Website and app data records
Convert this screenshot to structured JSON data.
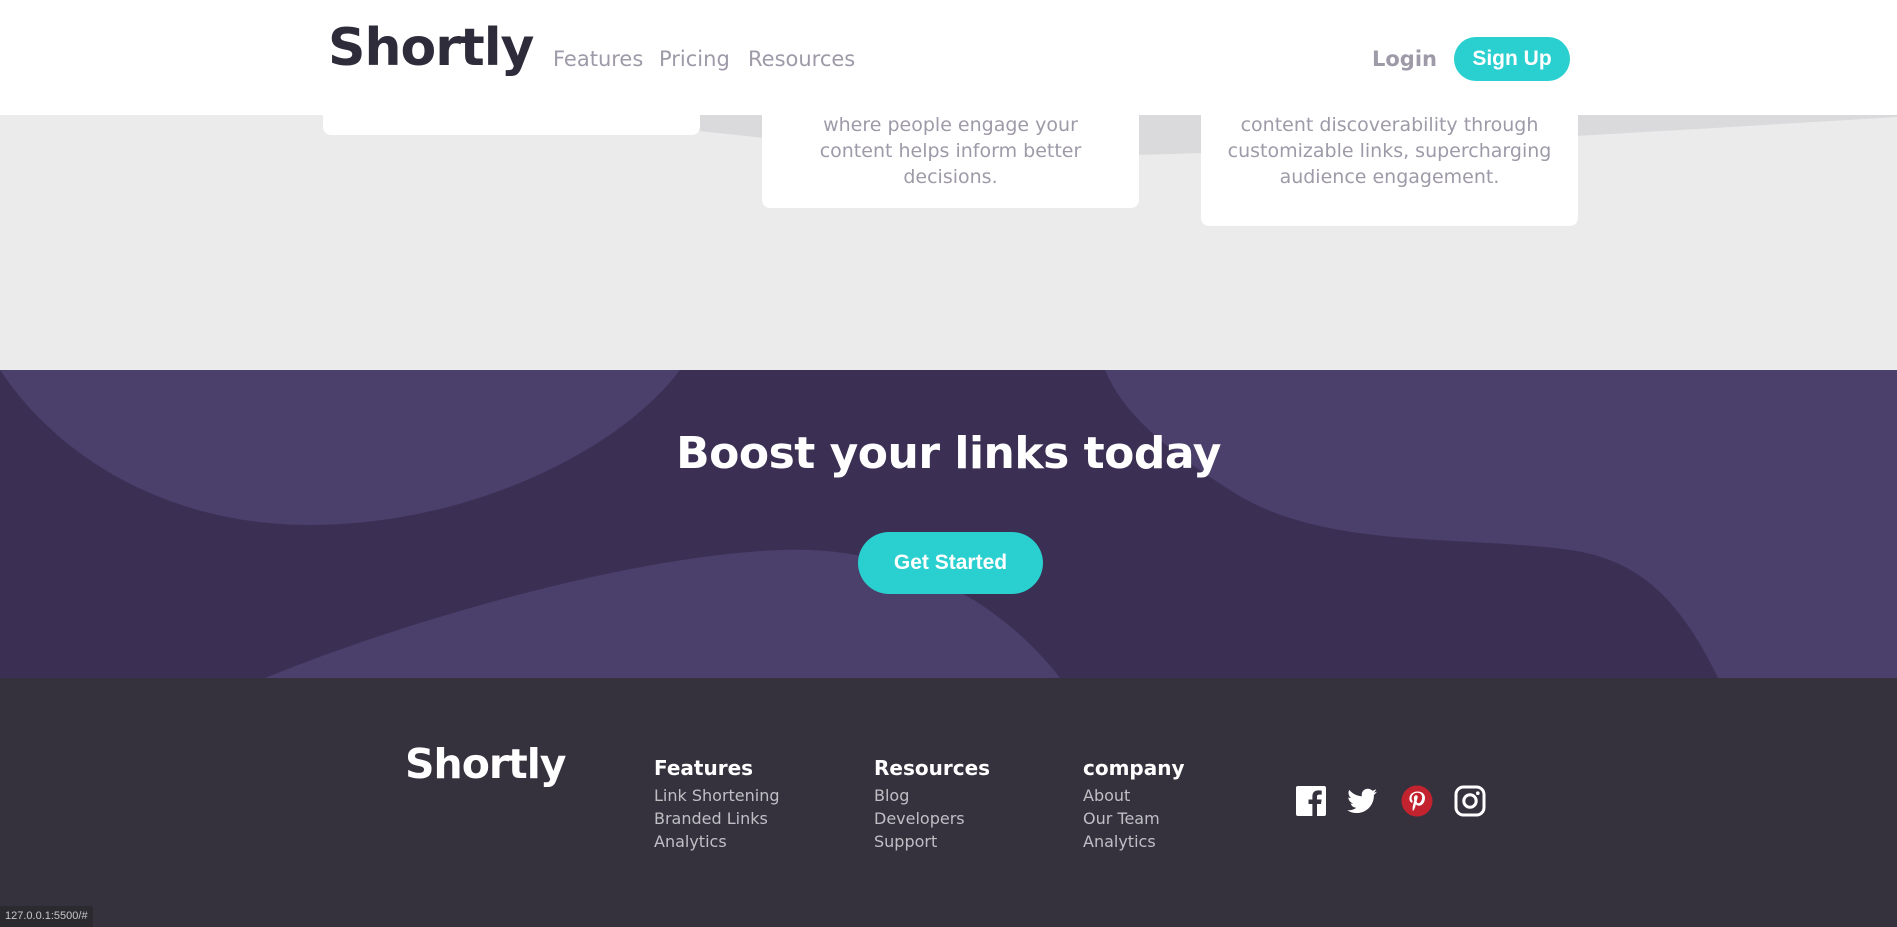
{
  "header": {
    "logo": "Shortly",
    "nav": [
      "Features",
      "Pricing",
      "Resources"
    ],
    "login": "Login",
    "signup": "Sign Up"
  },
  "stats": {
    "card_middle_lines": [
      "where people engage your",
      "content helps inform better",
      "decisions."
    ],
    "card_right_lines": [
      "content discoverability through",
      "customizable links, supercharging",
      "audience engagement."
    ]
  },
  "boost": {
    "title": "Boost your links today",
    "button": "Get Started"
  },
  "footer": {
    "logo": "Shortly",
    "columns": [
      {
        "title": "Features",
        "links": [
          "Link Shortening",
          "Branded Links",
          "Analytics"
        ]
      },
      {
        "title": "Resources",
        "links": [
          "Blog",
          "Developers",
          "Support"
        ]
      },
      {
        "title": "company",
        "links": [
          "About",
          "Our Team",
          "Analytics"
        ]
      }
    ],
    "social": [
      "facebook-icon",
      "twitter-icon",
      "pinterest-icon",
      "instagram-icon"
    ]
  },
  "status_bar": {
    "url": "127.0.0.1:5500/#"
  },
  "colors": {
    "accent": "#2acfcf",
    "dark_violet": "#3b2f54",
    "footer_bg": "#35323e",
    "pinterest_red": "#c3232e"
  }
}
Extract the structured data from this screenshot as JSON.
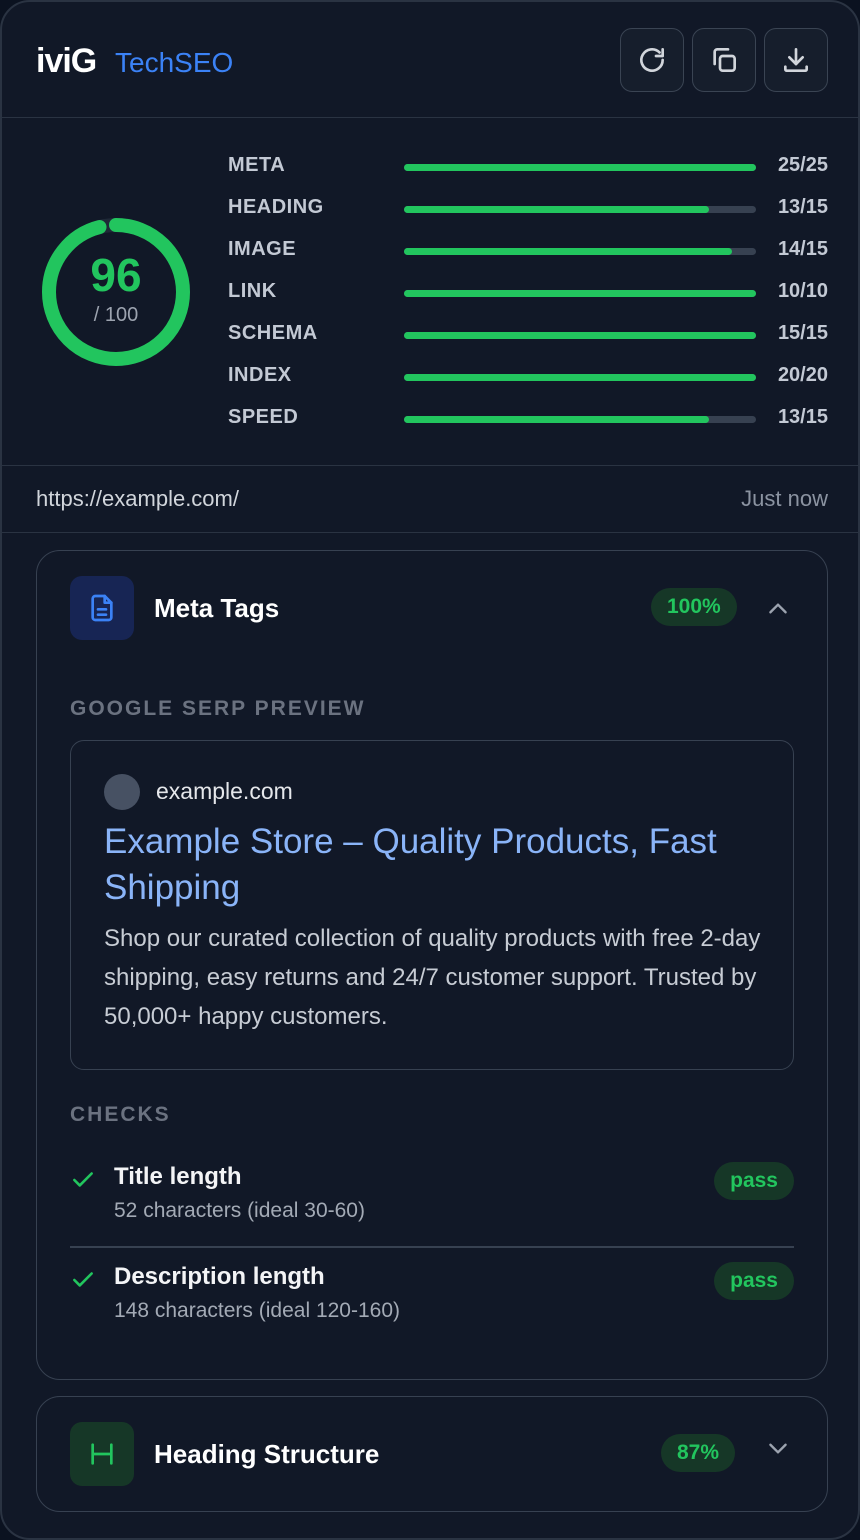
{
  "header": {
    "brand": "iviG",
    "product": "TechSEO",
    "buttons": [
      {
        "name": "refresh",
        "icon": "refresh-icon"
      },
      {
        "name": "copy",
        "icon": "copy-icon"
      },
      {
        "name": "download",
        "icon": "download-icon"
      }
    ]
  },
  "score": {
    "value": "96",
    "max": "/ 100",
    "fraction": 0.96,
    "color": "#22c55e",
    "categories": [
      {
        "label": "META",
        "score": "25/25",
        "fraction": 1.0
      },
      {
        "label": "HEADING",
        "score": "13/15",
        "fraction": 0.867
      },
      {
        "label": "IMAGE",
        "score": "14/15",
        "fraction": 0.933
      },
      {
        "label": "LINK",
        "score": "10/10",
        "fraction": 1.0
      },
      {
        "label": "SCHEMA",
        "score": "15/15",
        "fraction": 1.0
      },
      {
        "label": "INDEX",
        "score": "20/20",
        "fraction": 1.0
      },
      {
        "label": "SPEED",
        "score": "13/15",
        "fraction": 0.867
      }
    ]
  },
  "page": {
    "url": "https://example.com/",
    "analyzed": "Just now"
  },
  "meta_tags": {
    "title": "Meta Tags",
    "percent": "100%",
    "icon": "document-icon",
    "serp_label": "GOOGLE SERP PREVIEW",
    "serp": {
      "domain": "example.com",
      "title": "Example Store – Quality Products, Fast Shipping",
      "description": "Shop our curated collection of quality products with free 2-day shipping, easy returns and 24/7 customer support. Trusted by 50,000+ happy customers."
    },
    "checks_label": "CHECKS",
    "checks": [
      {
        "title": "Title length",
        "detail": "52 characters (ideal 30-60)",
        "status": "pass"
      },
      {
        "title": "Description length",
        "detail": "148 characters (ideal 120-160)",
        "status": "pass"
      }
    ]
  },
  "heading_structure": {
    "title": "Heading Structure",
    "percent": "87%",
    "icon": "heading-icon"
  },
  "colors": {
    "accent_blue": "#3b82f6",
    "success": "#22c55e",
    "serp_link": "#8ab4f8"
  }
}
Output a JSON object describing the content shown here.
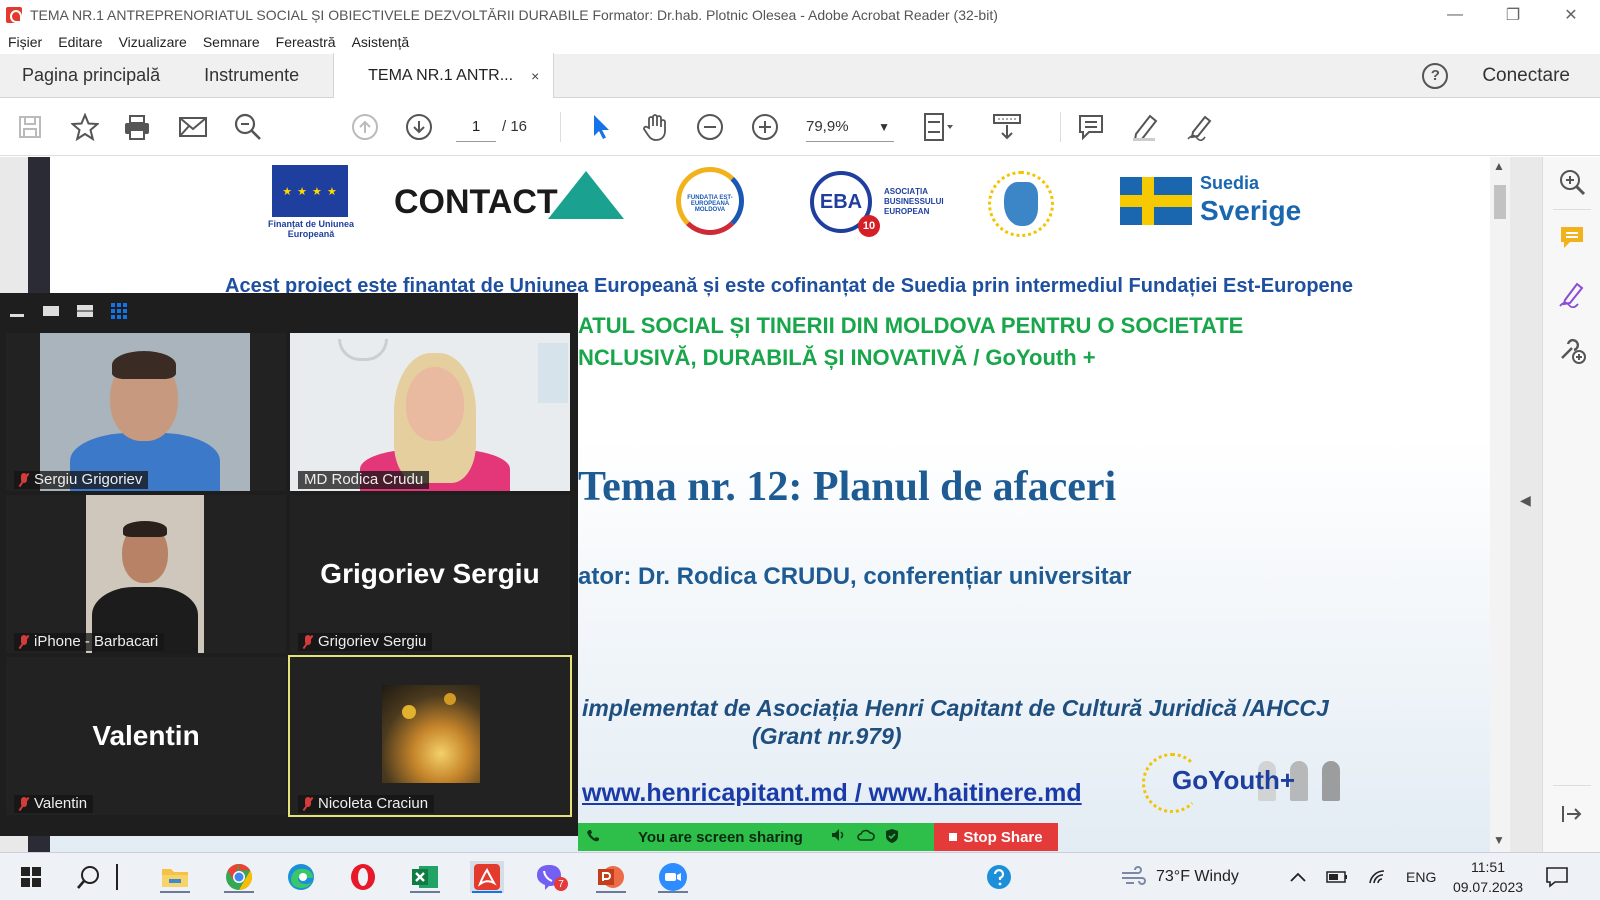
{
  "window": {
    "title": "TEMA NR.1  ANTREPRENORIATUL SOCIAL ȘI OBIECTIVELE DEZVOLTĂRII DURABILE Formator: Dr.hab. Plotnic Olesea - Adobe Acrobat Reader (32-bit)"
  },
  "menu": [
    "Fișier",
    "Editare",
    "Vizualizare",
    "Semnare",
    "Fereastră",
    "Asistență"
  ],
  "tabs": {
    "home": "Pagina principală",
    "tools": "Instrumente",
    "document": "TEMA NR.1  ANTR...",
    "close": "×",
    "help": "?",
    "connect": "Conectare"
  },
  "toolbar": {
    "current_page": "1",
    "total_pages": "/  16",
    "zoom": "79,9%"
  },
  "document": {
    "eu_caption": "Finanțat de Uniunea Europeană",
    "contact_logo": "CONTACT",
    "fund_logo": "FUNDAȚIA EST-EUROPEANĂ MOLDOVA",
    "eba_logo": "EBA",
    "eba_badge": "10",
    "eba_text": "ASOCIAȚIA BUSINESSULUI EUROPEAN",
    "suedia": "Suedia",
    "sverige": "Sverige",
    "funding_line": "Acest proiect este finanțat de Uniunea Europeană și este cofinanțat de Suedia prin intermediul Fundației Est-Europene",
    "project_line1": "ATUL SOCIAL ȘI TINERII DIN MOLDOVA  PENTRU O SOCIETATE",
    "project_line2": "NCLUSIVĂ, DURABILĂ ȘI INOVATIVĂ  / GoYouth +",
    "topic": "Tema nr. 12: Planul de afaceri",
    "trainer": "ator: Dr. Rodica CRUDU, conferențiar universitar",
    "implemented_by": "implementat de  Asociația Henri Capitant de Cultură Juridică /AHCCJ",
    "grant": "(Grant nr.979)",
    "urls": "www.henricapitant.md / www.haitinere.md",
    "goyouth_logo": "GoYouth+"
  },
  "zoom_gallery": {
    "participants": [
      {
        "name": "Sergiu Grigoriev",
        "muted": true,
        "video": true
      },
      {
        "name": "MD Rodica Crudu",
        "muted": false,
        "video": true
      },
      {
        "name": "iPhone - Barbacari",
        "muted": true,
        "video": true
      },
      {
        "name": "Grigoriev Sergiu",
        "muted": true,
        "video": false,
        "display_name": "Grigoriev Sergiu"
      },
      {
        "name": "Valentin",
        "muted": true,
        "video": false,
        "display_name": "Valentin"
      },
      {
        "name": "Nicoleta Craciun",
        "muted": true,
        "video": true,
        "speaking": true
      }
    ]
  },
  "share_bar": {
    "status": "You are screen sharing",
    "stop": "Stop Share"
  },
  "taskbar": {
    "weather": "73°F  Windy",
    "viber_badge": "7",
    "language": "ENG",
    "time": "11:51",
    "date": "09.07.2023"
  },
  "colors": {
    "acrobat_red": "#e23b2e",
    "accent_blue": "#1473e6",
    "share_green": "#2dbf4a",
    "stop_red": "#e43a3a",
    "project_green": "#18a64a",
    "title_blue": "#1f5b93"
  }
}
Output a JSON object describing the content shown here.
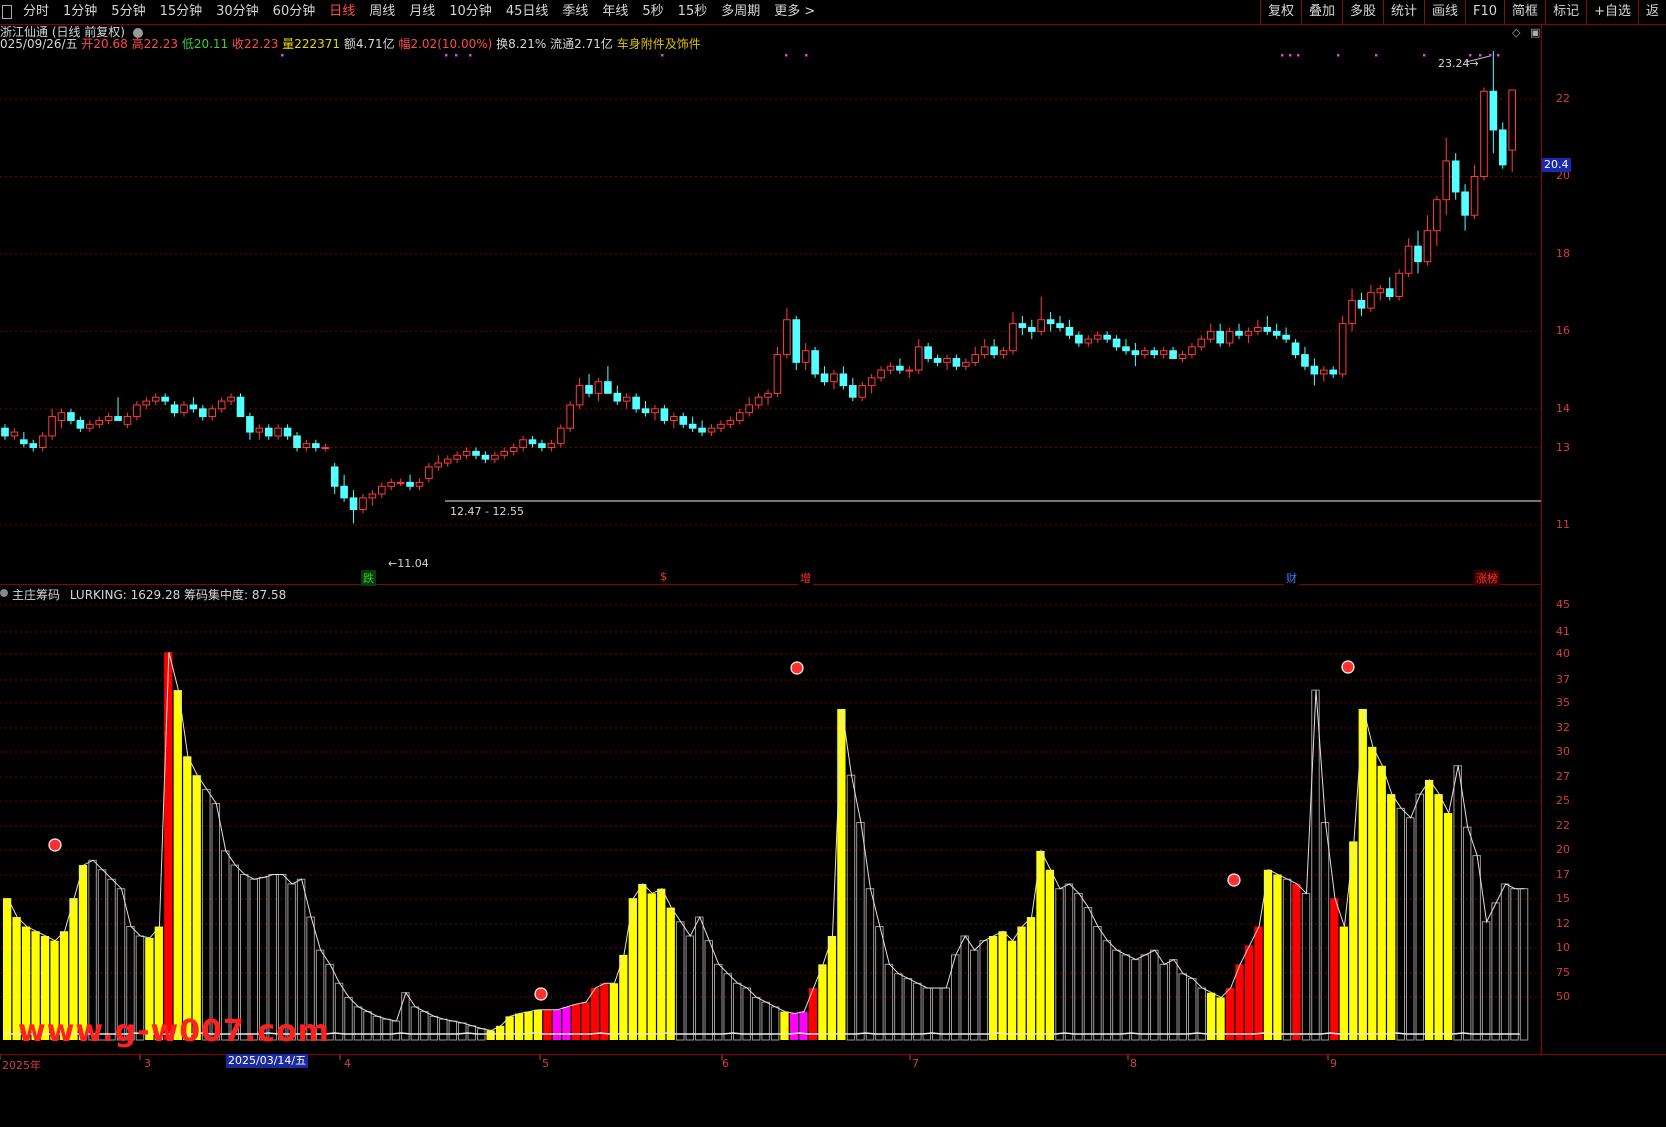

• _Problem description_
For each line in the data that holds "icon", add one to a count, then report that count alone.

• _Your response_
9